UBS AG said it put a financial adviser on administrative leave in Puerto Rico while the Swiss bank reviews loans issued to clients. One brokerage customer said he was given credit to buy risky bond funds holding the island’s government debt.
UBS employees in Puerto Rico circumvented curbs on margin loans to generate revenue for the Zurich-based company, according to a Sept. 30 arbitration claim filed in San Juan with the Financial Industry Regulatory Authority on behalf of Victor M. Gomez Jr. The bank didn’t adequately explain that UBS controlled trading and set prices in the secondary market, according to the complaint, which cited a previous order from the Securities and Exchange Commission.
“The firm is reviewing this issue of loans,” said Karina Byrne, a spokeswoman for UBS, in an e-mailed statement. “We have put one financial adviser on administrative leave, pending further review.” She declined to name the adviser or comment on specifics of the claim, saying the bank hasn’t been served with the filing.
The New York Times reported this week that UBS encouraged clients to borrow money to put in Puerto Rican bond funds. Prices of the island’s municipal debt have been sliding as the commonwealth’s economy contracts. Bloomberg News obtained a copy of the complaint from Harold D. Vicente-Colon, a San Juan lawyer for Gomez who said he filed it with Finra.
Registered representatives of UBS Financial Services Inc. of Puerto Rico offered clients loans secured by shares they already owned in closed-end mutual funds, which are “generally concentrated” in Puerto Rico bonds, according to the claim. The funds also leverage their portfolio by financing about half of the assets, according to the filing. Because they are leveraged, “no margin is suitable or licit for the financing of their respective shares,” according to the claim.
UBS representatives routed the proceeds of the loans back to the securities accounts of their clients and used the money to buy even more shares of UBS funds, according to the complaint.
By opening lines of credit and disbursing UBS Bank loans to clients, the company violated loan procedures required by the Federal Deposit Insurance Corp., according to the claim.
“General weakness in municipal markets across the U.S. and Puerto Rico and apprehension about the direction of interest rates have led to steep declines in Puerto Rico municipal bond and closed-end fund prices and a lack of liquidity for these securities,” Byrne said in an e-mailed statement.
The bank requires clients to sign documents affirming that they won’t use loans that pledge securities as collateral to buy more investments, Byrne said.
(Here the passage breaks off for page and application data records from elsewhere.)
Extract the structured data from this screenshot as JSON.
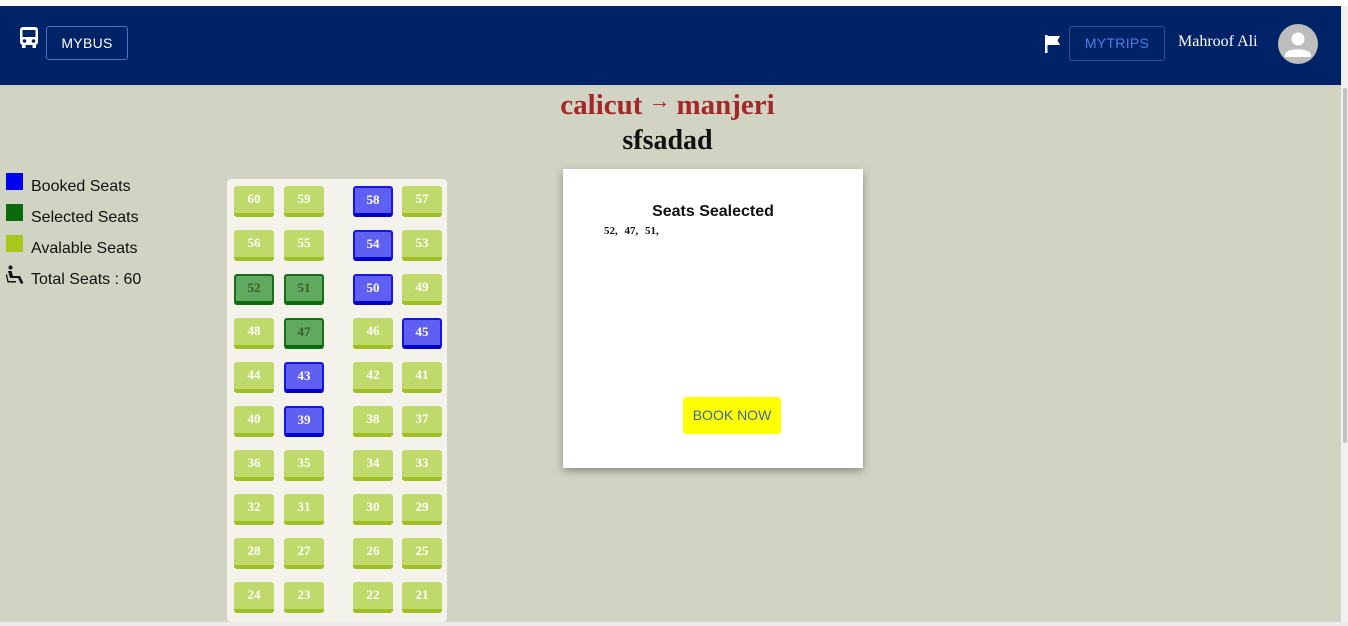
{
  "header": {
    "brand_label": "MYBUS",
    "trips_label": "MYTRIPS",
    "user_name": "Mahroof Ali"
  },
  "route": {
    "from": "calicut",
    "arrow": "→",
    "to": "manjeri",
    "bus_name": "sfsadad"
  },
  "legend": {
    "booked": "Booked Seats",
    "selected": "Selected Seats",
    "available": "Avalable Seats",
    "total": "Total Seats : 60"
  },
  "colors": {
    "appbar": "#002266",
    "booked": "#0000ee",
    "selected": "#0b6a0b",
    "available": "#a8c81e",
    "route_text": "#a3262b",
    "book_button": "#ffff00"
  },
  "seat_rows": [
    [
      {
        "n": "60",
        "s": "available"
      },
      {
        "n": "59",
        "s": "available"
      },
      {
        "n": "58",
        "s": "booked"
      },
      {
        "n": "57",
        "s": "available"
      }
    ],
    [
      {
        "n": "56",
        "s": "available"
      },
      {
        "n": "55",
        "s": "available"
      },
      {
        "n": "54",
        "s": "booked"
      },
      {
        "n": "53",
        "s": "available"
      }
    ],
    [
      {
        "n": "52",
        "s": "selected"
      },
      {
        "n": "51",
        "s": "selected"
      },
      {
        "n": "50",
        "s": "booked"
      },
      {
        "n": "49",
        "s": "available"
      }
    ],
    [
      {
        "n": "48",
        "s": "available"
      },
      {
        "n": "47",
        "s": "selected"
      },
      {
        "n": "46",
        "s": "available"
      },
      {
        "n": "45",
        "s": "booked"
      }
    ],
    [
      {
        "n": "44",
        "s": "available"
      },
      {
        "n": "43",
        "s": "booked"
      },
      {
        "n": "42",
        "s": "available"
      },
      {
        "n": "41",
        "s": "available"
      }
    ],
    [
      {
        "n": "40",
        "s": "available"
      },
      {
        "n": "39",
        "s": "booked"
      },
      {
        "n": "38",
        "s": "available"
      },
      {
        "n": "37",
        "s": "available"
      }
    ],
    [
      {
        "n": "36",
        "s": "available"
      },
      {
        "n": "35",
        "s": "available"
      },
      {
        "n": "34",
        "s": "available"
      },
      {
        "n": "33",
        "s": "available"
      }
    ],
    [
      {
        "n": "32",
        "s": "available"
      },
      {
        "n": "31",
        "s": "available"
      },
      {
        "n": "30",
        "s": "available"
      },
      {
        "n": "29",
        "s": "available"
      }
    ],
    [
      {
        "n": "28",
        "s": "available"
      },
      {
        "n": "27",
        "s": "available"
      },
      {
        "n": "26",
        "s": "available"
      },
      {
        "n": "25",
        "s": "available"
      }
    ],
    [
      {
        "n": "24",
        "s": "available"
      },
      {
        "n": "23",
        "s": "available"
      },
      {
        "n": "22",
        "s": "available"
      },
      {
        "n": "21",
        "s": "available"
      }
    ]
  ],
  "summary": {
    "title": "Seats Sealected",
    "selected_seats": "52,  47,  51,",
    "book_label": "BOOK NOW"
  }
}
Interest on debt issued by Puerto Rican governments is typically tax-free across the U.S., and yields on some issues topped 10 percent in recent weeks amid doubt about whether investors will be repaid. General obligation bonds from the self-governing commonwealth of about 3.7 million people are rated one step above junk as Governor Alejandro Garcia Padilla strives to reduce budget deficits and strengthen a pension system that’s more underfunded than any U.S. state.
The credit rating on Puerto Rico’s senior sales-tax revenue bonds was lowered two levels by Moody’s Investors Service on Oct. 3. Moody’s cut the rating to A2 from Aa3 on $6.8 billion of the securities, saying Puerto Rico’s weak economy has significantly limited growth in sales taxes.